Who Can Win the European November Major?

Ever since August, BDS Esport have dominated the standings and most of their matches. In the Rainbow Six November... Fabio | 5. November 2020

Ever since August, BDS Esport have dominated the standings and most of their matches. In the Rainbow Six November Major, they will face Empire, Tempra, and Virtus.pro. Can they set themselves on top of these teams to win their second Major in a row?

Since August, the Frenchmen have undoubtedly been the best European team. With the August Major, a second place finish in EUL Stage 1, and a dominant first place in the second stage, they are miles ahead of any other team.

Their 22 points put them two match victories above the next highest team. Aside from a draw versus Vitality and a loss to Natus Vincere, they have plowed through their opponents – which includes their competitors in the upcoming Major.

Empire and Tempra have only narrowly made it to the Top 4 courtesy of upset victories over Team Secret and G2 Esports.

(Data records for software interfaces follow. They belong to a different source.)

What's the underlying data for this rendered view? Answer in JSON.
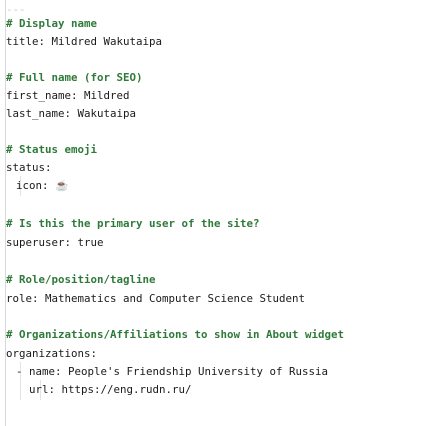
{
  "editor": {
    "lines": [
      {
        "kind": "sep",
        "text": "---"
      },
      {
        "kind": "comment",
        "text": "# Display name"
      },
      {
        "kind": "kv",
        "text": "title: Mildred Wakutaipa"
      },
      {
        "kind": "blank",
        "text": ""
      },
      {
        "kind": "comment",
        "text": "# Full name (for SEO)"
      },
      {
        "kind": "kv",
        "text": "first_name: Mildred"
      },
      {
        "kind": "kv",
        "text": "last_name: Wakutaipa"
      },
      {
        "kind": "blank",
        "text": ""
      },
      {
        "kind": "comment",
        "text": "# Status emoji"
      },
      {
        "kind": "kv",
        "text": "status:"
      },
      {
        "kind": "kv",
        "text": "  icon: ☕️"
      },
      {
        "kind": "blank",
        "text": ""
      },
      {
        "kind": "comment",
        "text": "# Is this the primary user of the site?"
      },
      {
        "kind": "kv",
        "text": "superuser: true"
      },
      {
        "kind": "blank",
        "text": ""
      },
      {
        "kind": "comment",
        "text": "# Role/position/tagline"
      },
      {
        "kind": "kv",
        "text": "role: Mathematics and Computer Science Student"
      },
      {
        "kind": "blank",
        "text": ""
      },
      {
        "kind": "comment",
        "text": "# Organizations/Affiliations to show in About widget"
      },
      {
        "kind": "kv",
        "text": "organizations:"
      },
      {
        "kind": "kv",
        "text": "  - name: People's Friendship University of Russia"
      },
      {
        "kind": "kv",
        "text": "    url: https://eng.rudn.ru/"
      }
    ]
  }
}
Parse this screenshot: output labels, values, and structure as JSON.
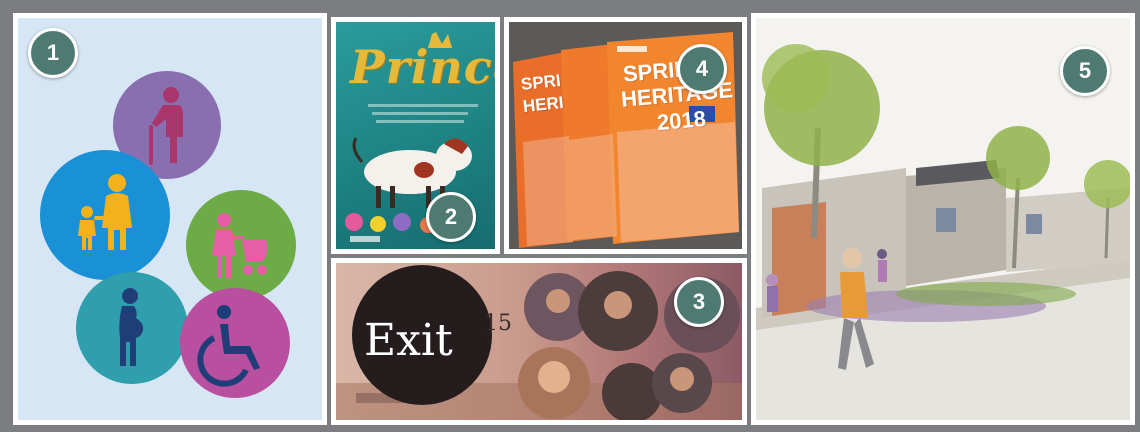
{
  "badges": {
    "b1": "1",
    "b2": "2",
    "b3": "3",
    "b4": "4",
    "b5": "5"
  },
  "panel2": {
    "title": "Prince"
  },
  "panel3": {
    "title": "Exit",
    "number": "15"
  },
  "panel4": {
    "line1": "SPRING",
    "line2": "HERITAGE",
    "year": "2018",
    "back_line1": "SPRI",
    "back_line2": "HERI"
  },
  "colors": {
    "frame": "#7b7d80",
    "badge": "#4f7a72",
    "panel1_bg": "#d6e6f5",
    "elderly": "#8a6fb0",
    "family": "#1a90d6",
    "stroller": "#6cab46",
    "pregnant": "#2f9fae",
    "wheelchair": "#b84f9f",
    "brochure": "#ef7a2c",
    "poster": "#1f8f8f"
  },
  "icons": [
    "elderly-person-icon",
    "parent-child-icon",
    "parent-stroller-icon",
    "pregnant-woman-icon",
    "wheelchair-icon"
  ]
}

Until the second-to-last play-day, they weren’t even regarded as Major prospects, but the actual favorites choked in their very last matches. Virtus.pro had enough of a headstart that their duel with BDS Esport wasn’t a must-win. Still, they gave their all and landed five solid rounds on Coastline. This means that, from the entire Major playing field, they’re the ones who got closest to BDS. Empire and Tempra lost their games to the Frenchmen on 2-7 and 1-7 scorelines, respectively.

These results indicate that BDS should start preparing a new showcase spot in their trophy room. But if there’s one thing that we have learned from the North American Major, it’s that we should be cautious with these kinds of numbers. Just because a team performed well during the regular season doesn’t mean that this will automatically translate into a great Major performance.


In August, we witnessed DarkZero dethroning the world’s #1 team, Spacestation Gaming. Obviously, this was due to a massive improvement on the players’ side, but their preparation was another huge factor. Between NAL and the Major, the underdogs had plenty of time to ready themselves.

The same holds true for Empire, Tempra, and Virtus.pro. The former two have sufficiently proven their upset potential. On top of that, all three have had lots of preparation time to find errors and openings in BDS’ approach to the game.

But is there really a lot to find? With the exception of a few maps, the Frenchmen haven’t dropped any meaningful games since August. Maybe there just aren’t enough holes in the strategy of BDS to really counter them. After months of consistent performance, it is also highly unlikely that the players will fail to show up individually. Unlike Rogue, who suddenly played way below their usual level in the August Major, BDS have consistently held their own in the league. Their gameplan is obviously working out just fine.

In their Opening Match, BDS will be facing Virtus.pro. Historically, the Russians have been their biggest opponent in this bracket and if the Frenchmen win this, they might be looking at a rather quick Grand Finals entry already. Should they arrive there with a map advantage, it will be hard for the other teams to make a dash for the trophy – if not entirely impossible.